TH: How did the 18seconds project come about, and what are its goals?
Lawrence Bender: I was having lunch with Amy Iorio, general manager of Yahoo! News to discuss how we could work together. She told me about Yahoo's new interactive map. She had been thinking of ways to "green" America by getting individuals to connect through Yahoo's new technology. So I pitched her this idea....to create a feedback mechanism. Every time somebody bought a CFL, they would be able to go to this site and see how many CFLs were bought, plus how much money, energy, and CO2 gasses were saved in their area. I brought the idea to Wal-Mart, which quickly embraced it as part of its own CFL awareness campaign. The campaign later expanded to include government agencies (DOE, EPA), AC Nielsen and Environmental Defense. Many others have joined the 18Seconds network and will continue to join.
We believe the CFL is the Trojan horse into the minds of the American public — once you get somebody who feels good about making a difference and at the same time saving money, you have them thinking what else can they do. Our goal is to empower individuals and get them to take action. We want to educate consumers about both the cost savings and environmental benefits of purchasing ENERGY STAR qualified CFLs over incandescent bulbs, and to motivate Americans to make the switch.
TH: Who are the main players behind 18 seconds?
LB: Charter members include myself, Yahoo!, Wal-Mart, AC Nielsen, the EPA, the Department of Energy, and Environmental Defense. Also, we presented 18seconds.org at the U.S. Conference of Mayors 75th Winter Meeting in Washington, D.C. So far mayors of at least 12 cities have committed to supporting 18Seconds.org by launching campaigns in their respective cities.
TH: How are the statistics compiled?
LB: AC Nielsen currently receives sales data from most grocery store, drug and mass merchandise retailers, and is in the process of modeling the remaining sales data. At this time, the data does not reflect most DIY (hardware) retail sales. As more large retailers decide to participate over the coming months, additional data will be added to improve the accuracy of the figures, allowing the site to become even more valuable to consumers and grassroots organizers.
Sales data has been provided for use by this site at the Metropolitan Statistical Area (MSA) level, which is defined by the A.C. Nielsen Company as an area having a core city of at least 50,000 inhabitants within its corporate limits, or an urbanized area of at least 50,000 inhabitants, with a total population of at least 100,000.
TH: Are there plans to expand 18seconds beyond the web-presence, for example by taking energy efficiency education into schools etc?

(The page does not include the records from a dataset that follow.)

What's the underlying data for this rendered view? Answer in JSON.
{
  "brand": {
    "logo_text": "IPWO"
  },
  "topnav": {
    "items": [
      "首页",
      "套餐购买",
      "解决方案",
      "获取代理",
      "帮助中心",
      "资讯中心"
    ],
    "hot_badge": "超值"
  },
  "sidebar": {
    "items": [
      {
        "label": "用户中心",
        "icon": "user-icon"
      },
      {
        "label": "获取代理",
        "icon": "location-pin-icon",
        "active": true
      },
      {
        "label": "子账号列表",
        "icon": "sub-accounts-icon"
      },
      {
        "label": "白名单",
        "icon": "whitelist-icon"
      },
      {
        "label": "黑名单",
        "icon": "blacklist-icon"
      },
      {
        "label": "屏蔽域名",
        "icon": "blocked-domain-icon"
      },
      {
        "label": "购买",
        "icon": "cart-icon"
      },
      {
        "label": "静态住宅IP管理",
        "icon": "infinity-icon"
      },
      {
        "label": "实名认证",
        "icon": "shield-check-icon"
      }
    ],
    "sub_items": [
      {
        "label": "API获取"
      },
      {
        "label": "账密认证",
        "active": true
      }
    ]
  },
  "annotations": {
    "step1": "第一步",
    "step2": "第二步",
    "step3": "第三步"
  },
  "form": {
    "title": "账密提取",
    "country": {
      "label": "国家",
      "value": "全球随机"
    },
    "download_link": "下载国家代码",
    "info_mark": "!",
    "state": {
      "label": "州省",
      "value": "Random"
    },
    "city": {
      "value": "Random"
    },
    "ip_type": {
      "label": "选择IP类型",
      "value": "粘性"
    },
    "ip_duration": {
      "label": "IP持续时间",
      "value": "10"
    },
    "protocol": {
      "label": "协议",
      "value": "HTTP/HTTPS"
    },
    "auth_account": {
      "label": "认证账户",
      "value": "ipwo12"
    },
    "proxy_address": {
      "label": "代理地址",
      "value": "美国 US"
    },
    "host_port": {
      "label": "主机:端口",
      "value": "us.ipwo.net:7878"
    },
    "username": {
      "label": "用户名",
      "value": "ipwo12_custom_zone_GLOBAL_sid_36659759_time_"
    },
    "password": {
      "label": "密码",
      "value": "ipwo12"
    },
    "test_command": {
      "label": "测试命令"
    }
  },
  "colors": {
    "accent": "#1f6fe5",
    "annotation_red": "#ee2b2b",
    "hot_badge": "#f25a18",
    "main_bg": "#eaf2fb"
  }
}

LB: We are hopeful that the mission of 18Seconds will be embraced by groups of all kinds, from elected officials to grassroots organizations, who will use this tool to start their own campaigns. We hope they will adopt 18Seconds.org and promote it to their respective constituencies. We will be doing Public Service Announcements and using viral Internet tactics, but our hope was to make this a decentralized campaign, so that schools, officials, etc, could really take the idea and make it their own.
TH: The website does mention other forms of fossil fuel use and energy consumption i.e. transport. Will there be more to 18seconds than CFL promotion?
LB: As I mentioned, we believe strongly that the CFL is the Trojan horse into the minds of Americans — a first step in motivating people to be part of the solution to global warming. The campaign's goal is to motivate every American to switch to just one energy-efficient bulb, demonstrating that small individual actions can add up to significant environmental impact. We hope and believe that this will have a snowball effect in encouraging consumers to purchase other environmentally friendly products (e.g. a refrigerator, organic cotton, local foods, etc.) when they realize they can benefit directly AND help the planet.
TH: 18Seconds clearly plays on people's desire to lead. How important is the role of competition, and civic pride, in engaging people in environmental action?
LB: We believe that by engaging mayors, civic leaders, and local communities, and challenging them to friendly competitions, we can inspire local responsibility and individual change. The website is a great tool that then allows communities to see how they compare to others.